What is being asked
Go through the material and return every line that contains the string "following".

Data for this exercise
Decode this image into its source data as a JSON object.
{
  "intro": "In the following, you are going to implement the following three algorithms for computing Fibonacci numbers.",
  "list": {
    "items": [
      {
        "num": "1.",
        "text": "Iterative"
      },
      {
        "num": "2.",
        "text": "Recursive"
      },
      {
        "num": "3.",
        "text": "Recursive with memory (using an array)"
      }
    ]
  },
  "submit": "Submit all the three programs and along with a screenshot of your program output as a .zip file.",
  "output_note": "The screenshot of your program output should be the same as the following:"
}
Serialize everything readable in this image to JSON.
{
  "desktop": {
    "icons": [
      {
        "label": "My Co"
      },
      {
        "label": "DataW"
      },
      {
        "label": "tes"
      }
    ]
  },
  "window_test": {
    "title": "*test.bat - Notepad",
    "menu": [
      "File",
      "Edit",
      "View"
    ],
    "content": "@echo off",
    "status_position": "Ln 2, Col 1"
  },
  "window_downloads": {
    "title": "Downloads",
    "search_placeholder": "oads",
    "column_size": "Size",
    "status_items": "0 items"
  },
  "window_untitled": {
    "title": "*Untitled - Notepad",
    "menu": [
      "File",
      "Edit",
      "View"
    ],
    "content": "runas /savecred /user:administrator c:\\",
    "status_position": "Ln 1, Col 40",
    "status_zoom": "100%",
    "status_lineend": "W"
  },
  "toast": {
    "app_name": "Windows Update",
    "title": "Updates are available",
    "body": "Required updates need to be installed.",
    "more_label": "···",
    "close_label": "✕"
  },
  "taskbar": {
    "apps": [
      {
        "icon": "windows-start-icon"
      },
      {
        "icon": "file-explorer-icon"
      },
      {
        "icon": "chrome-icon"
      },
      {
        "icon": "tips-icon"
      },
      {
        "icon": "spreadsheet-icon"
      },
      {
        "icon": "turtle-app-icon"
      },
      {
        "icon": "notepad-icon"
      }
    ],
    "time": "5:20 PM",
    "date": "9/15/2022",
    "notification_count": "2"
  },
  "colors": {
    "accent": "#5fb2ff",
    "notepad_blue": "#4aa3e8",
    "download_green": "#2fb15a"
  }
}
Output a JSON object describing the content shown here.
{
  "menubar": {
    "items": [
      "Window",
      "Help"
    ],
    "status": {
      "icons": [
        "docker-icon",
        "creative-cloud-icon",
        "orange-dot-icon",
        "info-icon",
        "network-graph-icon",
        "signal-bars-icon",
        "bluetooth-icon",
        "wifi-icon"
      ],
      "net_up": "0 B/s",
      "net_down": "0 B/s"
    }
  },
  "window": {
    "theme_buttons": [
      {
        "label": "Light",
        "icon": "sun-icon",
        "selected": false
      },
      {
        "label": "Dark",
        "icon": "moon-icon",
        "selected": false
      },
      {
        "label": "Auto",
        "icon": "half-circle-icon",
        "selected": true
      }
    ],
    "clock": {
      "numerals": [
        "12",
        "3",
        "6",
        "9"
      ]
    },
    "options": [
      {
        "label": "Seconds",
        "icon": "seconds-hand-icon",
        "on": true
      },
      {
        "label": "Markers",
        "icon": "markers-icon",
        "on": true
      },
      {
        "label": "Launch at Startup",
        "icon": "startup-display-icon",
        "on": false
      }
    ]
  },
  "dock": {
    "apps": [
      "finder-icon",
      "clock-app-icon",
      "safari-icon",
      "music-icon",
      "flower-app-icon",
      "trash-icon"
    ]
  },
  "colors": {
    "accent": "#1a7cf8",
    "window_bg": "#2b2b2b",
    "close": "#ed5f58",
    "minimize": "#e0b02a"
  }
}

Solved exercise
  "intro": "In the following, you are going to implement the following three algorithms for computing Fibonacci numbers.",
  "output_note": "The screenshot of your program output should be the same as the following:"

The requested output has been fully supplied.